Far right supporters usually use a basic design which is made up of simple lines, without any of the ornamental complexity of traditional Celtic crosses. In these recent adaptations, it is sometimes also called a sun wheel.
This new political connotation has almost eclipsed the traditional meaning of the symbol in France, Italy and many other European countries. In France, the symbol was adopted by the groups Occident and the Groupe Union Droit.
Celtic crosses are also associated with political movements advocating greater independence or other measures with respect to Celtic minorities, such as Breton nationalism.
Ireland 5000 Years Ago
In Ireland the Great Elk wandered through the forests and mountains, it was a land of sweeping mists, gentle rain and soft sunlight.
A land of pagan carvings and mysterious rituals.
A land when the soothing lilt of the harp floated over cool crystal lakes and rivers.
It was a time of Cu Chulainn and Queen Maeve and the Red Branch Knights.
This was, indeed the Celtic Twilight.
Today we have captured the very essence of that era.

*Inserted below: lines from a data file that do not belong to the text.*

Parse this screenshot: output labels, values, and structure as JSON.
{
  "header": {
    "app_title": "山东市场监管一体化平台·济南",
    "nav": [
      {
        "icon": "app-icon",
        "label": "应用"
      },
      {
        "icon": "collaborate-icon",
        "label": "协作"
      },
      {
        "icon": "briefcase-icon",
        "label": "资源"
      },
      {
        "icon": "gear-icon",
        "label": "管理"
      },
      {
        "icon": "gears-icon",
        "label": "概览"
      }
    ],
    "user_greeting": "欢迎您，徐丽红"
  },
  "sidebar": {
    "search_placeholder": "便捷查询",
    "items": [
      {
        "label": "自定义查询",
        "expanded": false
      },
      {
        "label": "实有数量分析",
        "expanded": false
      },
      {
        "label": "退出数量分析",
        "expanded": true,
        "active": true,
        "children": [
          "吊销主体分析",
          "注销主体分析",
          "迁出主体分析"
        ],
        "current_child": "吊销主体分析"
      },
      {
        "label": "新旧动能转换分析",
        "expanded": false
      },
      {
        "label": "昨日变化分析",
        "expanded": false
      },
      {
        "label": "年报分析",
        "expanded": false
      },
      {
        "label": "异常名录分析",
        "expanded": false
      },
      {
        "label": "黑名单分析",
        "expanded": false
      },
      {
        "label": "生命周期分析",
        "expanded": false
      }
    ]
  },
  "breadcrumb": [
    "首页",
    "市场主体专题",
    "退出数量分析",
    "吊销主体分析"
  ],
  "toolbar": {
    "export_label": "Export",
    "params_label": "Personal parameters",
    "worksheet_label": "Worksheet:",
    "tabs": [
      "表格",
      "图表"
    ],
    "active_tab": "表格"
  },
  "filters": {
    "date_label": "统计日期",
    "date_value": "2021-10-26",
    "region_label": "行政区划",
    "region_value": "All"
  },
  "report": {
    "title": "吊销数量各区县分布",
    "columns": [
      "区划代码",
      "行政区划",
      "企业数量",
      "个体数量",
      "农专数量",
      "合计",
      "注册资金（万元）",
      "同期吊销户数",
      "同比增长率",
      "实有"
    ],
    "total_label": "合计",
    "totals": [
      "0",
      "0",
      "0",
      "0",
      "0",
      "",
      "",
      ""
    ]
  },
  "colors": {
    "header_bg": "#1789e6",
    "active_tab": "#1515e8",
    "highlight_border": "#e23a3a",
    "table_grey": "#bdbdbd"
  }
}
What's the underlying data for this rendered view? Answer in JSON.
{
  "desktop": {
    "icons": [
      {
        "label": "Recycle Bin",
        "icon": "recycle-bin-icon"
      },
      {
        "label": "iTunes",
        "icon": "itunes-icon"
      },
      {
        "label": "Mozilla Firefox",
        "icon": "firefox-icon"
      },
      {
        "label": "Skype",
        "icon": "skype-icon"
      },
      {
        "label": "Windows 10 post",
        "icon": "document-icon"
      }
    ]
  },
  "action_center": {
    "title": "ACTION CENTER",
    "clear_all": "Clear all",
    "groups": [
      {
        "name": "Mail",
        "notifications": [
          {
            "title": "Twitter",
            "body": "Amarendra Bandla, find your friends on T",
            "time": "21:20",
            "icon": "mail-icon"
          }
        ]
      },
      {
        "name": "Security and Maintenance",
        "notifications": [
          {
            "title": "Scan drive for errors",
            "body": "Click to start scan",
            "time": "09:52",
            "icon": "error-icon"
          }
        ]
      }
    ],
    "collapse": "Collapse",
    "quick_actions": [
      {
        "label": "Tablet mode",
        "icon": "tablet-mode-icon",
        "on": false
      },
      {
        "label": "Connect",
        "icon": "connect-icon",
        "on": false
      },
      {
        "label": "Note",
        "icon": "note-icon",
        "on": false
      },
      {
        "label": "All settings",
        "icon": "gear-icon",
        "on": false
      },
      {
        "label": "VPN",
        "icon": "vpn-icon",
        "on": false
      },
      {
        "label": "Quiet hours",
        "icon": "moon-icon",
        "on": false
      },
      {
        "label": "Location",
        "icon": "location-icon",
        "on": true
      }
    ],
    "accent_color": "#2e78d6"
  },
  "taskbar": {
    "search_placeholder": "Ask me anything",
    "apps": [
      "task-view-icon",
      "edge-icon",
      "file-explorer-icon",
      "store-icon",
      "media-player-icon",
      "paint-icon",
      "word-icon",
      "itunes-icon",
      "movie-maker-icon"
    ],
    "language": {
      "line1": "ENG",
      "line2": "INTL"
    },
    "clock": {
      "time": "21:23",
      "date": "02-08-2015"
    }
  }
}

Turf from that golden age has been excavated and hand carved to create our unique rang of turf ornaments